◆ **SUPPLIED DATA**
----------------

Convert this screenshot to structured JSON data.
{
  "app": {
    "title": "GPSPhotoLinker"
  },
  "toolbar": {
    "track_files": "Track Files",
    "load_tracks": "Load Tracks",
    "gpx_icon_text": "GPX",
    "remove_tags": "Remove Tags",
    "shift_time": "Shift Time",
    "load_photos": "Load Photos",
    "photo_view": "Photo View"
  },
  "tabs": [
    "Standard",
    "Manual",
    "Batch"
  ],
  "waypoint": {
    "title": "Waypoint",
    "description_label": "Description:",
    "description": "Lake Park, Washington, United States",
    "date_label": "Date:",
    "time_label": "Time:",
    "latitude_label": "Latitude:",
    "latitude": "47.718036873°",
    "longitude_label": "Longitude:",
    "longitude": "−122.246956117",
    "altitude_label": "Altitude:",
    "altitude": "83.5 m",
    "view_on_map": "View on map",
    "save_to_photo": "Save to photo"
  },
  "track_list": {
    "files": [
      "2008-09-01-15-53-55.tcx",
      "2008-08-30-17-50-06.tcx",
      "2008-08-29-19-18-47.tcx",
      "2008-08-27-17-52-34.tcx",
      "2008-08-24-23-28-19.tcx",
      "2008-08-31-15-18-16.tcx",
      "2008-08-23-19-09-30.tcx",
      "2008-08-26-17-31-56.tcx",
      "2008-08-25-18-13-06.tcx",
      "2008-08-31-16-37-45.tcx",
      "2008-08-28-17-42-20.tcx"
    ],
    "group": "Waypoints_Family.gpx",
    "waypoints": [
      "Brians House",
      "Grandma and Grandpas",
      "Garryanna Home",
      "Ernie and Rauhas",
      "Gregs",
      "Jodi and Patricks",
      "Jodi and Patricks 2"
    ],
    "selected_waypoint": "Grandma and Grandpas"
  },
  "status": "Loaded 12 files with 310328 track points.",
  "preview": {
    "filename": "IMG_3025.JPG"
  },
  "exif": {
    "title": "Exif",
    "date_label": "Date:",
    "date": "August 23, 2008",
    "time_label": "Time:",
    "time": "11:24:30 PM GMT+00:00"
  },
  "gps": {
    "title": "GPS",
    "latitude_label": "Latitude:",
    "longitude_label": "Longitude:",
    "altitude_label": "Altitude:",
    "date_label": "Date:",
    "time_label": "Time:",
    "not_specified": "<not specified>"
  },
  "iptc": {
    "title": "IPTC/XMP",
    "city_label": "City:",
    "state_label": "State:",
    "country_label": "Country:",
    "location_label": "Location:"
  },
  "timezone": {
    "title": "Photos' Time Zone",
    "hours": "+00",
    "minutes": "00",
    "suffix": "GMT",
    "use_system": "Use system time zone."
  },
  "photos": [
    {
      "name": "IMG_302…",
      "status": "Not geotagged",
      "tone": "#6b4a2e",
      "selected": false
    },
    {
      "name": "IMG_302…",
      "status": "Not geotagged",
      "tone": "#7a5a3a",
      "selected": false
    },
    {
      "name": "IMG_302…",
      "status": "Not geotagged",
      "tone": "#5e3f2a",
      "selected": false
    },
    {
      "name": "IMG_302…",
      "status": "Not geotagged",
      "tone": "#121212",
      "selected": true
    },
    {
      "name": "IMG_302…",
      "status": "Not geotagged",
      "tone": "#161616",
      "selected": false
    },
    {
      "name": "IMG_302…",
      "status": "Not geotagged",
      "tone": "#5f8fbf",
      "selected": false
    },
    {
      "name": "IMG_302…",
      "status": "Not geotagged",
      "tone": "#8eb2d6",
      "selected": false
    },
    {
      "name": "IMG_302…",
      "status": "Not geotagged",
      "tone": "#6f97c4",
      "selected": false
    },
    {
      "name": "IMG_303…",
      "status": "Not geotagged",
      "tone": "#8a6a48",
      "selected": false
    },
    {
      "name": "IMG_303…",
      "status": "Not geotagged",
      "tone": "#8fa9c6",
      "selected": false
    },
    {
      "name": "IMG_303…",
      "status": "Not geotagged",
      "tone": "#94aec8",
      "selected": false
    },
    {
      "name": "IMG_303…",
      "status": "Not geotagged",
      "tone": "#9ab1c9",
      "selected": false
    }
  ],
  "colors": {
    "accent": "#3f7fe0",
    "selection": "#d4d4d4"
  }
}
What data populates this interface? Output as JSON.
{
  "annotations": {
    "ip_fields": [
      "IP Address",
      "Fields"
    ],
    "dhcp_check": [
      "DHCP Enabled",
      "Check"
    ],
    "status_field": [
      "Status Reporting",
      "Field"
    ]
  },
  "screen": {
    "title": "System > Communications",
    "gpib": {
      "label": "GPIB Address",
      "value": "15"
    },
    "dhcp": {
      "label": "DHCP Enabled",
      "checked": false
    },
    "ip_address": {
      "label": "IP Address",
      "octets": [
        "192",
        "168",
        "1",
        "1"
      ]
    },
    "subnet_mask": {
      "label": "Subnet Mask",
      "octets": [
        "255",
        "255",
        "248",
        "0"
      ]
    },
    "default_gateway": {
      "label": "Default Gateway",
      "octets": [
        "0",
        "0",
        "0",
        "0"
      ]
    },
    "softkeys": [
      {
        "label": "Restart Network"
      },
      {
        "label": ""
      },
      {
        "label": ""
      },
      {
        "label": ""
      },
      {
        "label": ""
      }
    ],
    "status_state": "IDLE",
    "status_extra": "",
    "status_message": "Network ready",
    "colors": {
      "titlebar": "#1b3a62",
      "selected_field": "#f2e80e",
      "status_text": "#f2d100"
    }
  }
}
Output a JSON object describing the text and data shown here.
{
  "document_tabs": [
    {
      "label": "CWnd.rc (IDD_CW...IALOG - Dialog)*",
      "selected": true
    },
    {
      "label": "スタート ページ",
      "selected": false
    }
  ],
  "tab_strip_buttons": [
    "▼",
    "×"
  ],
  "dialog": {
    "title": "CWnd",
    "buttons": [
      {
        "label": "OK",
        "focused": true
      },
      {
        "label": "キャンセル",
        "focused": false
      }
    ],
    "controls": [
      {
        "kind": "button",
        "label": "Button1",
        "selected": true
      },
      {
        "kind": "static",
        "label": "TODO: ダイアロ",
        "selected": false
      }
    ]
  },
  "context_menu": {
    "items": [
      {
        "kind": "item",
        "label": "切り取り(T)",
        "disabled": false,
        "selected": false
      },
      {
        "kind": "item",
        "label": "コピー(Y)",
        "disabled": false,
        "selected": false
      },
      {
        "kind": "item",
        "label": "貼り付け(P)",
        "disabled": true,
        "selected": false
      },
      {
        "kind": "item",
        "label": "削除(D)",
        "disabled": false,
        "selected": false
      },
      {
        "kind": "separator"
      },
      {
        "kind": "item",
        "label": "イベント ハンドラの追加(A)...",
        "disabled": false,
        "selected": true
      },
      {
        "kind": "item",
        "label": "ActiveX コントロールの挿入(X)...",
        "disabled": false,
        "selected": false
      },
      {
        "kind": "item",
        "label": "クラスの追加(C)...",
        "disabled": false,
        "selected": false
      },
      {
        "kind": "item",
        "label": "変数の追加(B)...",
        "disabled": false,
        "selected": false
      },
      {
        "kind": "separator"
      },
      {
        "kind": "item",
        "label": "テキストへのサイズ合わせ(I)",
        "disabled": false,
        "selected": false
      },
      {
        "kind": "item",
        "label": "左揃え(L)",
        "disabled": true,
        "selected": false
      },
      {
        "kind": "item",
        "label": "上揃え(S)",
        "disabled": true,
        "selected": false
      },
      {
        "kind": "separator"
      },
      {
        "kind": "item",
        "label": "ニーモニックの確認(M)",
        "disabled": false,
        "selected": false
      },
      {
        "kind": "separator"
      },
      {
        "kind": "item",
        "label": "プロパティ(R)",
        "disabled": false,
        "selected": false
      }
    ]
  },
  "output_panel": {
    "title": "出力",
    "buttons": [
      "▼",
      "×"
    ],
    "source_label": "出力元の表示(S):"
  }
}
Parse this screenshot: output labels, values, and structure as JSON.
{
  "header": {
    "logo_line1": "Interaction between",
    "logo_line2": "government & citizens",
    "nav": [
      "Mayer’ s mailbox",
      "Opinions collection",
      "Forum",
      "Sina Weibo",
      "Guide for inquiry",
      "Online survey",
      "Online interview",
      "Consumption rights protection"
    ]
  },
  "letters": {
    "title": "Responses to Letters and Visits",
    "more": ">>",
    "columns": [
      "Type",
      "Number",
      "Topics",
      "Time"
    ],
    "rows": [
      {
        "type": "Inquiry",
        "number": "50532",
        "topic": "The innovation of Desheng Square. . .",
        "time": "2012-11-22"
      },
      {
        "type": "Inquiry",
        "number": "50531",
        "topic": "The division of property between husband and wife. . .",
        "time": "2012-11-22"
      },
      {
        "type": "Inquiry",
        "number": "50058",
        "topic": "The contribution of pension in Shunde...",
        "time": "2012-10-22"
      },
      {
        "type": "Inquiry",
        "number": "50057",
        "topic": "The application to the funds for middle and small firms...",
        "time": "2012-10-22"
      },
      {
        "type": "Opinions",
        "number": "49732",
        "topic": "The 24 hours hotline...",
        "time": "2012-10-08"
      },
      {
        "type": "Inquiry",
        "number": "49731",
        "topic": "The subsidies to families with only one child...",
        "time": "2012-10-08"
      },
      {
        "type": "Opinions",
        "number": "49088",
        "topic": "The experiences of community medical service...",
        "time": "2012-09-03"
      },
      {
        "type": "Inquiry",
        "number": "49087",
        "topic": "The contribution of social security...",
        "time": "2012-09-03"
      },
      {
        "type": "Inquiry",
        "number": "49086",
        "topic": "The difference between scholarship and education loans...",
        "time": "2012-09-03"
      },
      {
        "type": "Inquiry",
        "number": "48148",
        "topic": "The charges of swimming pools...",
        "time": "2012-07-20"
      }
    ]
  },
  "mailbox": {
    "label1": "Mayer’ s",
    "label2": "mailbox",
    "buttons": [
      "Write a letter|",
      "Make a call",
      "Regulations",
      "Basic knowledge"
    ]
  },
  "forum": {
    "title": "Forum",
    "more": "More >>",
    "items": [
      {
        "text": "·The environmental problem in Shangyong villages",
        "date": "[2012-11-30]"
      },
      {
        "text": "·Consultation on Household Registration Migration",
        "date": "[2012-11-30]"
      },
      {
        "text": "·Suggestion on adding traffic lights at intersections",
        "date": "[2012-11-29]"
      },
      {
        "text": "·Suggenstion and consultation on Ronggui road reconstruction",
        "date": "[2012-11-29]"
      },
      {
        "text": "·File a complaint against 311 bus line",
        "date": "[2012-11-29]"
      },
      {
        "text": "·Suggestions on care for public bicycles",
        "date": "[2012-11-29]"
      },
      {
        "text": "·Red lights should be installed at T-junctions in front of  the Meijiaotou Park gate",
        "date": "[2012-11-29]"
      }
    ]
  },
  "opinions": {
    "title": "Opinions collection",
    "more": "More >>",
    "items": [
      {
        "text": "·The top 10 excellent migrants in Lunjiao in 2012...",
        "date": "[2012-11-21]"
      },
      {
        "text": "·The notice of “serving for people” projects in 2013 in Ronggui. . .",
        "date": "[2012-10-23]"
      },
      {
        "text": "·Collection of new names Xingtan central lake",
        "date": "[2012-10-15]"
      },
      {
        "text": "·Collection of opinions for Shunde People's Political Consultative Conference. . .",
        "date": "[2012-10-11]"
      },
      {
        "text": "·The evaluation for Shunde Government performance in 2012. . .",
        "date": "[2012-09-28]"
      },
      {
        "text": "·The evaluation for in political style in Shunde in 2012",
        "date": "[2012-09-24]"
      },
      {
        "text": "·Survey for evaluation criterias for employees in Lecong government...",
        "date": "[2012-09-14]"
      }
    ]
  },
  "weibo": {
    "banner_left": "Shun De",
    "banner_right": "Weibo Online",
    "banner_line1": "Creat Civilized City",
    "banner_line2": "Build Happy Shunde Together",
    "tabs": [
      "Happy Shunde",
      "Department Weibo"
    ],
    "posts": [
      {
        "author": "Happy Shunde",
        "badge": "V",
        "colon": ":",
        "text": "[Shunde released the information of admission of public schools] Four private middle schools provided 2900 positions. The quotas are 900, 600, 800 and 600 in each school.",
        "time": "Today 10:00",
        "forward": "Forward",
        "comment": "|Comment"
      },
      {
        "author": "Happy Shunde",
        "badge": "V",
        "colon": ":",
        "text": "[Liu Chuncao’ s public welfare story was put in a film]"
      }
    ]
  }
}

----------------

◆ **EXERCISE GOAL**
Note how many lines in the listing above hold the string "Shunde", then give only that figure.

◆ **REPLY**
9